====== WORKING DATA ======

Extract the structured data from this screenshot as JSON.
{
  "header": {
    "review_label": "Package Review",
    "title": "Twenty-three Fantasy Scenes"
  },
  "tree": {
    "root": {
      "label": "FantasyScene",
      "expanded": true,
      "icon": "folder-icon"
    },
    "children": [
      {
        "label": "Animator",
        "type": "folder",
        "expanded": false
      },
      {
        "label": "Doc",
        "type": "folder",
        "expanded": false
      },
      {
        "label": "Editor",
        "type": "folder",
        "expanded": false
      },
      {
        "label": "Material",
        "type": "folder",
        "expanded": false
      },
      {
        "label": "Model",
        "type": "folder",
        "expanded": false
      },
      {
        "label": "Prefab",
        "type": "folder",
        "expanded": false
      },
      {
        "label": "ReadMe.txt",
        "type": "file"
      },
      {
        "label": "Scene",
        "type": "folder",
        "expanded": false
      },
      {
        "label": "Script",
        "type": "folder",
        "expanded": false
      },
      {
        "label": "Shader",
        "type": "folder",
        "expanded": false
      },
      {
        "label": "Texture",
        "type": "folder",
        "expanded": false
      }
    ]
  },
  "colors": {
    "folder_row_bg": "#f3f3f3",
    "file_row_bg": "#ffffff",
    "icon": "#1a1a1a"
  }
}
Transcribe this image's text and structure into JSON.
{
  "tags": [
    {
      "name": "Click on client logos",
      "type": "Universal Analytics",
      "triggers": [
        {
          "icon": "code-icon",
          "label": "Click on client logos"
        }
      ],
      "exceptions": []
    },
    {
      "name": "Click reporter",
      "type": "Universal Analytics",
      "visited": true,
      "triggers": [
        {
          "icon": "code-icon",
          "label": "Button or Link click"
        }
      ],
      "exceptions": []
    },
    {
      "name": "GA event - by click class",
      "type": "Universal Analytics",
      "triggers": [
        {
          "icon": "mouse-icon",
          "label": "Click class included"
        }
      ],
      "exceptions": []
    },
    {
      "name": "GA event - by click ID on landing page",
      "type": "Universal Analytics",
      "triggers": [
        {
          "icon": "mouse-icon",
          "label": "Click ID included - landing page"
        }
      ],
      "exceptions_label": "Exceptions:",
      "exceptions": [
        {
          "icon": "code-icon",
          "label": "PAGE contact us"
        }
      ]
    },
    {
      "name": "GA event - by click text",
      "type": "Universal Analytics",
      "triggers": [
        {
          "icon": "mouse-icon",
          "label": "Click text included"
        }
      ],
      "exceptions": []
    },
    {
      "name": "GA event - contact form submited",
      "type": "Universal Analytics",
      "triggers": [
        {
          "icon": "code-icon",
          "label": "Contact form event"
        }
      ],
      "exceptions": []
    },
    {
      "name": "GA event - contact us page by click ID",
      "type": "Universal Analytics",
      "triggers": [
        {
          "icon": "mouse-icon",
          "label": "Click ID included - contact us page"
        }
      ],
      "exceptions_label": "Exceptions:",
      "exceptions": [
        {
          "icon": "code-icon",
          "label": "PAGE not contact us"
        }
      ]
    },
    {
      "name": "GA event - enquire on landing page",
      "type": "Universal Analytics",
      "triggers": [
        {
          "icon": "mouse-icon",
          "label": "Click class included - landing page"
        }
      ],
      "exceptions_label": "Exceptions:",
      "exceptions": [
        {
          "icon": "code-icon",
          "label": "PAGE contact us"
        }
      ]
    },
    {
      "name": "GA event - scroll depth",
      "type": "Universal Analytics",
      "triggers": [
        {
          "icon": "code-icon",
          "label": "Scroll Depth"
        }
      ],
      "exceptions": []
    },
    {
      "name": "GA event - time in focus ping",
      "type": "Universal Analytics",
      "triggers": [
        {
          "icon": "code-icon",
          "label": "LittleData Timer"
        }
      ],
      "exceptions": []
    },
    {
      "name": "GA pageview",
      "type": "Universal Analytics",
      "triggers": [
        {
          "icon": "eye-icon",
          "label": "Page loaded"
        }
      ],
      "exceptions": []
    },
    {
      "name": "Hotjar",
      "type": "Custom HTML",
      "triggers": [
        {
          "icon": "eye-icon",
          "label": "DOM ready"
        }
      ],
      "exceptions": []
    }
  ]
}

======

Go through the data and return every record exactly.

Extract the structured data from this screenshot as JSON.
{
  "header": {
    "review_label": "Package Review",
    "title": "Twenty-three Fantasy Scenes"
  },
  "tree": {
    "root": {
      "label": "FantasyScene",
      "expanded": true,
      "icon": "folder-icon"
    },
    "children": [
      {
        "label": "Animator",
        "type": "folder",
        "expanded": false
      },
      {
        "label": "Doc",
        "type": "folder",
        "expanded": false
      },
      {
        "label": "Editor",
        "type": "folder",
        "expanded": false
      },
      {
        "label": "Material",
        "type": "folder",
        "expanded": false
      },
      {
        "label": "Model",
        "type": "folder",
        "expanded": false
      },
      {
        "label": "Prefab",
        "type": "folder",
        "expanded": false
      },
      {
        "label": "ReadMe.txt",
        "type": "file"
      },
      {
        "label": "Scene",
        "type": "folder",
        "expanded": false
      },
      {
        "label": "Script",
        "type": "folder",
        "expanded": false
      },
      {
        "label": "Shader",
        "type": "folder",
        "expanded": false
      },
      {
        "label": "Texture",
        "type": "folder",
        "expanded": false
      }
    ]
  },
  "colors": {
    "folder_row_bg": "#f3f3f3",
    "file_row_bg": "#ffffff",
    "icon": "#1a1a1a"
  }
}
Transcribe this image's text and structure into JSON.
{
  "tags": [
    {
      "name": "Click on client logos",
      "type": "Universal Analytics",
      "triggers": [
        {
          "icon": "code-icon",
          "label": "Click on client logos"
        }
      ],
      "exceptions": []
    },
    {
      "name": "Click reporter",
      "type": "Universal Analytics",
      "visited": true,
      "triggers": [
        {
          "icon": "code-icon",
          "label": "Button or Link click"
        }
      ],
      "exceptions": []
    },
    {
      "name": "GA event - by click class",
      "type": "Universal Analytics",
      "triggers": [
        {
          "icon": "mouse-icon",
          "label": "Click class included"
        }
      ],
      "exceptions": []
    },
    {
      "name": "GA event - by click ID on landing page",
      "type": "Universal Analytics",
      "triggers": [
        {
          "icon": "mouse-icon",
          "label": "Click ID included - landing page"
        }
      ],
      "exceptions_label": "Exceptions:",
      "exceptions": [
        {
          "icon": "code-icon",
          "label": "PAGE contact us"
        }
      ]
    },
    {
      "name": "GA event - by click text",
      "type": "Universal Analytics",
      "triggers": [
        {
          "icon": "mouse-icon",
          "label": "Click text included"
        }
      ],
      "exceptions": []
    },
    {
      "name": "GA event - contact form submited",
      "type": "Universal Analytics",
      "triggers": [
        {
          "icon": "code-icon",
          "label": "Contact form event"
        }
      ],
      "exceptions": []
    },
    {
      "name": "GA event - contact us page by click ID",
      "type": "Universal Analytics",
      "triggers": [
        {
          "icon": "mouse-icon",
          "label": "Click ID included - contact us page"
        }
      ],
      "exceptions_label": "Exceptions:",
      "exceptions": [
        {
          "icon": "code-icon",
          "label": "PAGE not contact us"
        }
      ]
    },
    {
      "name": "GA event - enquire on landing page",
      "type": "Universal Analytics",
      "triggers": [
        {
          "icon": "mouse-icon",
          "label": "Click class included - landing page"
        }
      ],
      "exceptions_label": "Exceptions:",
      "exceptions": [
        {
          "icon": "code-icon",
          "label": "PAGE contact us"
        }
      ]
    },
    {
      "name": "GA event - scroll depth",
      "type": "Universal Analytics",
      "triggers": [
        {
          "icon": "code-icon",
          "label": "Scroll Depth"
        }
      ],
      "exceptions": []
    },
    {
      "name": "GA event - time in focus ping",
      "type": "Universal Analytics",
      "triggers": [
        {
          "icon": "code-icon",
          "label": "LittleData Timer"
        }
      ],
      "exceptions": []
    },
    {
      "name": "GA pageview",
      "type": "Universal Analytics",
      "triggers": [
        {
          "icon": "eye-icon",
          "label": "Page loaded"
        }
      ],
      "exceptions": []
    },
    {
      "name": "Hotjar",
      "type": "Custom HTML",
      "triggers": [
        {
          "icon": "eye-icon",
          "label": "DOM ready"
        }
      ],
      "exceptions": []
    }
  ]
}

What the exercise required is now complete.